# 2021-06-04

• Problem: for many QFTs, we don’t know how to write down the quantum observables $${\mathcal{F}}(U)$$ for an open $$U \subseteq X$$ (e.g. for $$X$$ spacetime).

• Three approaches:

• Factorizable cosheaves (topological/differential geometric) Quantum observables in the field theory.

• Vertex algebras (algebra and analysis) Infinite dimensional vector spaces, symmetries of $$2d$$ conformal field theories

• Chiral or factorization algebras (algebraic geometry)

quasicoherent sheaves (so D modules) with Lie (co)algebra structures. Collisions between local operators

• vertex algebra, meromorphic multiplication $$V^{\otimes 2} \to V((z))$$.

• vertex operator : $Y({-}, z): V\to { \operatorname{End} }V { \left[ {z, z^{-1}} \right] }$ where $$A\mapsto \sum A_{(n)} z^?$$ where $$A_{(n)}:V\to V$$ should be thought of as ways of multiplying.

• Any commutative algebra with a derivation $$T$$ yields a vertex algebra $$Y(A, z) = e^{zT} A = \sum _{T^k A \over k!} z^k$$.

• Then $$A_{(n)}$$ is given by multiplication in $$V$$ of the form $${1\over (n-1)!} T^{-n-1} A$$.
• The monster group is the largest sporadic simple group, constructed as the automorphisms of a vertex algebra constructed from the Leech lattice.

• We knew the dimensions of representations before the construction (e.g character tables), conjectured to be related to modular functions, Borcherds Fields in 98 for proving this!

• Important fact: certain categories of representations of affine Lie algebras/quantum groups form modular tensor categories : Kazhdan-Lusztig 93!

Nice invertible objects? Levels are closed under tensor?

• Special case: for $$V$$ a rational vertex algebra, its representation category is modular tensor.
• Beilinson-Drinfeld, 90s: factorization/chiral algebras

• Factorization spaces : an assignment of spaces $$\mathcal{Y}_n \to X^{\times n}$$ for $$X$$, Ran’s condition on the inclusion $$\Delta X\to X^{\times 2}$$, and factorization isomorphisms, conditions on $$\diagonal^c$$.
• For factorization algebras, make the assignment a sheaf.
• Discrete example: particles on a surface labeled with integers, where colliding causes addition of labels.

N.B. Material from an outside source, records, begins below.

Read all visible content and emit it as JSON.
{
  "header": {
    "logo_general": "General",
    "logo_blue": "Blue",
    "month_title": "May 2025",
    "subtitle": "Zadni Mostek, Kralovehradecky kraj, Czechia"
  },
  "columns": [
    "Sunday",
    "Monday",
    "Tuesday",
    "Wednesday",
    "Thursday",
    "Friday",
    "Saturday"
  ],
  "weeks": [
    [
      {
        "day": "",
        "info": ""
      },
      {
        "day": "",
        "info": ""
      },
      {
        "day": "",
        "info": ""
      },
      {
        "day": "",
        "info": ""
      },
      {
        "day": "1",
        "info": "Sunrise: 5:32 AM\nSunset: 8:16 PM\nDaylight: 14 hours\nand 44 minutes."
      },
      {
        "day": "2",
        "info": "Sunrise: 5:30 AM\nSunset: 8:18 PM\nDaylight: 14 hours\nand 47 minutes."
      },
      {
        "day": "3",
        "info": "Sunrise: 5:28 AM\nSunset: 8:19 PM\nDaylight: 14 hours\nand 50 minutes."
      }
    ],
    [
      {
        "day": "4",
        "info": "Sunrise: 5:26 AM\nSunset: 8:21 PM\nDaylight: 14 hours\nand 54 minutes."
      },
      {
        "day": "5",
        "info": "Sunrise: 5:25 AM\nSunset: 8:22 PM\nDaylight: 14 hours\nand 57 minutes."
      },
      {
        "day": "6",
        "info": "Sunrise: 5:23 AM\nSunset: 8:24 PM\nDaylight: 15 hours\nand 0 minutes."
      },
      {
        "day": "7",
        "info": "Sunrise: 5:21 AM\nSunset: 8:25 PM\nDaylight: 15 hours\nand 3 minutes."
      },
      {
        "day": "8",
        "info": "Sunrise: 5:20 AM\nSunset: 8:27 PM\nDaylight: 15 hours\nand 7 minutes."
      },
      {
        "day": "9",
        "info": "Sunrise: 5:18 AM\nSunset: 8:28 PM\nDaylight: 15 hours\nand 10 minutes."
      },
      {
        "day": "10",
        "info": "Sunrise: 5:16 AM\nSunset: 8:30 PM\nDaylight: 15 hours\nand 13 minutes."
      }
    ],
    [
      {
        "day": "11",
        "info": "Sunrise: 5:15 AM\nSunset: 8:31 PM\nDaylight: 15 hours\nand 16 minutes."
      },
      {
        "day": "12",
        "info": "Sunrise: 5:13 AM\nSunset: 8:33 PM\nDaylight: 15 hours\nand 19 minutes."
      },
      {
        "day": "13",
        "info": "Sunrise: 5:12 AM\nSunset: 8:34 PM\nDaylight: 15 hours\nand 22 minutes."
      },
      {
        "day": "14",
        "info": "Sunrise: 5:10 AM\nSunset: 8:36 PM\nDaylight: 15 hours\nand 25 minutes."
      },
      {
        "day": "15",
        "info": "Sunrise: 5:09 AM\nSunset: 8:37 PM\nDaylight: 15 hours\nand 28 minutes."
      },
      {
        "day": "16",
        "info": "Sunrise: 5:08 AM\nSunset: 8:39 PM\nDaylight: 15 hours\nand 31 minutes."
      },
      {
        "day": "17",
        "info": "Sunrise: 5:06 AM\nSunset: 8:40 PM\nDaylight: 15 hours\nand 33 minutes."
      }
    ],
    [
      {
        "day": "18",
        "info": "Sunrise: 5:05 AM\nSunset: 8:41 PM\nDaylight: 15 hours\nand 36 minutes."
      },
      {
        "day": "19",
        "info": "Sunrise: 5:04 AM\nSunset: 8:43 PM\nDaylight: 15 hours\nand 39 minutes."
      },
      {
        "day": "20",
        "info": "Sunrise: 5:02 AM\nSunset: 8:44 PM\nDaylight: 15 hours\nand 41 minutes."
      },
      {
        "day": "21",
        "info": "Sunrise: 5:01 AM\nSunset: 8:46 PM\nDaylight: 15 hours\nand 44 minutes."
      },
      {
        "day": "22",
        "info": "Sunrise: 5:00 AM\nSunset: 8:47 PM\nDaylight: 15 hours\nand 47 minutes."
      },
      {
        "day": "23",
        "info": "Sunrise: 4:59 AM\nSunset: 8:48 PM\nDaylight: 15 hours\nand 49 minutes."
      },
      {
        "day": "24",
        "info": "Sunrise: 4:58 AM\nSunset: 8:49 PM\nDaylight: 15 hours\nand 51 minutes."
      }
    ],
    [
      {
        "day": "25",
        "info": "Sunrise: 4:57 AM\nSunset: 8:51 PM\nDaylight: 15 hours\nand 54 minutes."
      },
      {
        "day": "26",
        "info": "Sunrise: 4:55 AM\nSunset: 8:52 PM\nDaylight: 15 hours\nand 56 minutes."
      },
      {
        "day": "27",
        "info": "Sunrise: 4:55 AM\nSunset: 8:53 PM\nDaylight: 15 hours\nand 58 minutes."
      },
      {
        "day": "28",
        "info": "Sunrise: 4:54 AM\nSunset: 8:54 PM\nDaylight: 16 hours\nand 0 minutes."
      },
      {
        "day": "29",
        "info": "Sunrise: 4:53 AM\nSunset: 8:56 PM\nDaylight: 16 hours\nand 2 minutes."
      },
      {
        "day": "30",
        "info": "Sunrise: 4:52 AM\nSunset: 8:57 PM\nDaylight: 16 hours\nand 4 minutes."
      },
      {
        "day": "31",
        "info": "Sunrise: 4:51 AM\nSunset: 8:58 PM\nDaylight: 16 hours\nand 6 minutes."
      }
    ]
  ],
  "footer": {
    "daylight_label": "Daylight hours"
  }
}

• Ex: the Hilbert scheme of points. Lengths of subschemes equals dimension of quotient of $$\operatorname{Spec}$$ as a vector space over $${\mathbf{C}}$$. Consider $$\operatorname{Spec}{\mathbf{C}}[x, y] / \left\langle{ x, y(y- \lambda) }\right\rangle$$. $$\lambda=0$$ remembers that the collision happened along the $$y$$ axis.

• $$\operatorname{Hilb}_X$$ is smooth when $$\dim X = 1,2$$.

• Most important example of a factorization space: Beilinson-Drinfeld Grassmannian.

• For a smooth curve $$X$$ and $$G$$ a reductive group, built out of principal G-bundles.
• Parameterizes triples $$\mathbf{x}\in X^n$$, $$\sigma$$ a principal $$G$$ bundle, and $$\xi$$ a trivialization of $$\sigma$$ in $$X\setminus\mathbf{x}$$.
• Important in geometric Langlands
• Upshot: combine all 3 approaches to tackle problems!

• vertex algebra : a factorization algebra over curves (with more symmetry)

• A vertex algebra is quasi-conformal if it has a nice action of $\mathop{\mathrm{Aut}}\operatorname{Spf}{\mathbf{C}} { \left[ {t} \right] }$, automorphisms of a formal disk? See formal spectrum.

(Corresponds to Virasoro symmetry of the CFT).

• Can get a sheaf out of this which is a chiral algebra over the curve.
• Note: aut of formal disk is more like in ind object in Group schemes?

Not an algebraic group, carries some limits/colimits?

• Direct bridge from factorizable cosheaves to factorizable algebras doesn’t quite exist yet!